Monthly Archive for: ‘April, 2010’

  • School budget public forums dominated by familiar faces, opinions

    As the calendar pages turn and school districts find themselves up against deadlines for making budget decisions for next year, many are turning to public meetings in an effort to provide patrons a venue to share their thoughts about what should be cut and what should be saved.

    We’ve attended our fair share of these events – both professionally and personally – and find them to be generally of limited value in determining true patron opinion for two reasons.

    First, it’s difficult to structure such programs to provide everyone in attendance a comfortable method to share their opinions. Open microphones tend to draw the passionate, but keep the silent majority glued to their seats. Small discussion groups can be dominated by vociferous patrons, leaving the quieter ones in the dust. Even setting up stations where patrons can share opinions more one-on-one with district staff members is problematic.

    Second, those in attendance tend to be either the district’s “frequent flyers” who come to every such meeting, or the newly enraged who come itching to do battle, armed with a list of their favorite district programs in their back pockets. As such, most school district leaders can probably guess how the evening’s festivities will go, even before the doors open and the guests arrive.

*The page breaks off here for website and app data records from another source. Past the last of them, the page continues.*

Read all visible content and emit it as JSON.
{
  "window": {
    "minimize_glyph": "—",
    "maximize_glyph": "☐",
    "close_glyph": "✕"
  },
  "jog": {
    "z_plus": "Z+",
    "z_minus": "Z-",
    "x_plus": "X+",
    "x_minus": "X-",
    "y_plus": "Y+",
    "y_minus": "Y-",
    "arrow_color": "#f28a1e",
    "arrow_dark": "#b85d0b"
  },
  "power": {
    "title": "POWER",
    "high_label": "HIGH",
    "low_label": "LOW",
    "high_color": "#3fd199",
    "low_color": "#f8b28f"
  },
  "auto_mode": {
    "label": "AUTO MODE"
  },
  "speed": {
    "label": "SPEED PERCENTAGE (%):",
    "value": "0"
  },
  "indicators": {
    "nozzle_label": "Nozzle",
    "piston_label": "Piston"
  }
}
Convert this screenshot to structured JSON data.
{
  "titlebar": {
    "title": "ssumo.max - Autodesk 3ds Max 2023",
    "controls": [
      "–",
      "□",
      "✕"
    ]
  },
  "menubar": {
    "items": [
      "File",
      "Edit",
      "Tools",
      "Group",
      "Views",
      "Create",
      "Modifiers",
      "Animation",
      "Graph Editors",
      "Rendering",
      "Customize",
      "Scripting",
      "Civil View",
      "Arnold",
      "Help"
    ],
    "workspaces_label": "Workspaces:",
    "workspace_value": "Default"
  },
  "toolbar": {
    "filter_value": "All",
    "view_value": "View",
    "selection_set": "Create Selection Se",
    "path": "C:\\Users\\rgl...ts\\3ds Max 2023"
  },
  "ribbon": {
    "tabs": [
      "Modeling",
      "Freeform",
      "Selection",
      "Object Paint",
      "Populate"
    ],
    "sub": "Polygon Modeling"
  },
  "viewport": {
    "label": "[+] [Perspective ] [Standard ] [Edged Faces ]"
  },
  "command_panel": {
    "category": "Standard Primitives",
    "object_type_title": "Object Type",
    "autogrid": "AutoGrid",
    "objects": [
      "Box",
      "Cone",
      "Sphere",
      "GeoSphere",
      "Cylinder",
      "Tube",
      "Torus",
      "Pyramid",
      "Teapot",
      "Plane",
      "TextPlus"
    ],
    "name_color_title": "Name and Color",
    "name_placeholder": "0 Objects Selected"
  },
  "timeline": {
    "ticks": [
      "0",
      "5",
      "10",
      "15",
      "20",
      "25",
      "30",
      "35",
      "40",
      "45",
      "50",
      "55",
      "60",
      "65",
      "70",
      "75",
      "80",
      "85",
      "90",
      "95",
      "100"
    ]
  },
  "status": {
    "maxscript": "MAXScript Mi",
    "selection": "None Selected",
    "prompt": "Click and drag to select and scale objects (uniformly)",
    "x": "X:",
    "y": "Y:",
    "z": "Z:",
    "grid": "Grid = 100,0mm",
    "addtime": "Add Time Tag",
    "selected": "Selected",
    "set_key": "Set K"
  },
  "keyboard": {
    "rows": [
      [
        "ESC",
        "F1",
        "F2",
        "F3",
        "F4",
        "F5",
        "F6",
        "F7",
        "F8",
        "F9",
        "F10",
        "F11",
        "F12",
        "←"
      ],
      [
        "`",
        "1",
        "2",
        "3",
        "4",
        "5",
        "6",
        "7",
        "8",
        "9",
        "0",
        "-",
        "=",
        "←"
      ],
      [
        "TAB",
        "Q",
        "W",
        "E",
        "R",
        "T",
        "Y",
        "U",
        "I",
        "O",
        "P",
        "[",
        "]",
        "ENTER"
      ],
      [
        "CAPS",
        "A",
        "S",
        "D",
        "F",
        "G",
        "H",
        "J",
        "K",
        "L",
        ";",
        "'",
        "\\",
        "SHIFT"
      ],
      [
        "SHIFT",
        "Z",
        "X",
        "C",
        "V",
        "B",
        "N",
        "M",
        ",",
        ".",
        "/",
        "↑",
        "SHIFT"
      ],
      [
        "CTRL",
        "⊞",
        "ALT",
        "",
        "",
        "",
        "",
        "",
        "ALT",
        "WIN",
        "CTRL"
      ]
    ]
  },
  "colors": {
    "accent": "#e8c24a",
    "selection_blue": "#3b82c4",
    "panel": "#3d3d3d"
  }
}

    Make no mistake: Public forums can be an important part of a comprehensive program of data gathering, and they provide cover for the district against patrons who might say “Nobody ever gave me the chance to share my opinion.” But, making meaningful, life-changing decisions based on the opinions gathered at a couple of meetings at your high school’s cafeteria is a very risky proposition.

  • Bentonville uses strategy to turn 60% “no” into 60% “yes”

    One of the most common questions we receive after conducting a pre-election research study for a school district is, “How much movement, in terms of the number of supporters, is realistic to expect, if we run a great campaign?”

    The answer is not a simple percentage, but rather a combination of factors. How much time is there between now and Election Day? How deep is the hole that the district needs to climb out of, in terms of the level of support? Are there other circumstances that will add to the challenge – such as patrons expressing doubts about the abilities of the district’s Administration or Board of Education?

    In the best of situations, the biggest challenge is usually time. Moving apathetic voters into the “yes” column, and swinging enough “soft negative” folks to the positive isn’t something that’s easily accomplished in a few weeks. Our client, the Bentonville, Arkansas School District, knows that well.

    They ran a millage election in 2008, only to have 60% of the patrons vote “no.” We were called in early last year to find out why, and the results suggested that a large percentage of patrons simply didn’t know enough about the proposal or why it was necessary. So, they either stayed away or voted “no.”

    The district spent the entire year between the receipt of those results and Election Day this April trying to inform patrons and change minds, and it worked in a big way – a 20% swing from the negative to the positive.

    Superintendent Dr. Gary Compton credits the win on the strategy of creating a campaign committee with two distinct segments – one that dealt with parent and staff voters, and one that worked on getting the word out to non-district parents and non-staff members.

    These leadership team “bombarded the patrons with facts,” says Dr. Compton. Their tactics included the traditional approaches (such as neighborhood coffee meetings and lots of direct mail), but also made active use of social media to spread the word and answer questions. The key, he says, was to keep disseminating information and keep the message fresh so that patrons kept paying attention.

    Congratulations to Dr. Compton and his campaign team on their great success. Turning 20% of the patrons to the positive is an accomplishment anytime, but particularly in the current economy.

  • Advertising on school busses as a revenue enhancer? Oklahoma’s considering it.


    The Oklahoma State Legislature is considering a measure that would allow school districts in the state to join their brethren in other states and sell advertising on the outside of their school busses. In cash-strapped times, it’s an idea whose time has come. Or has it? Read about it for yourself and weigh in:

    We can see the revenue pros and the cons. What about you?

Page 1 of 3123»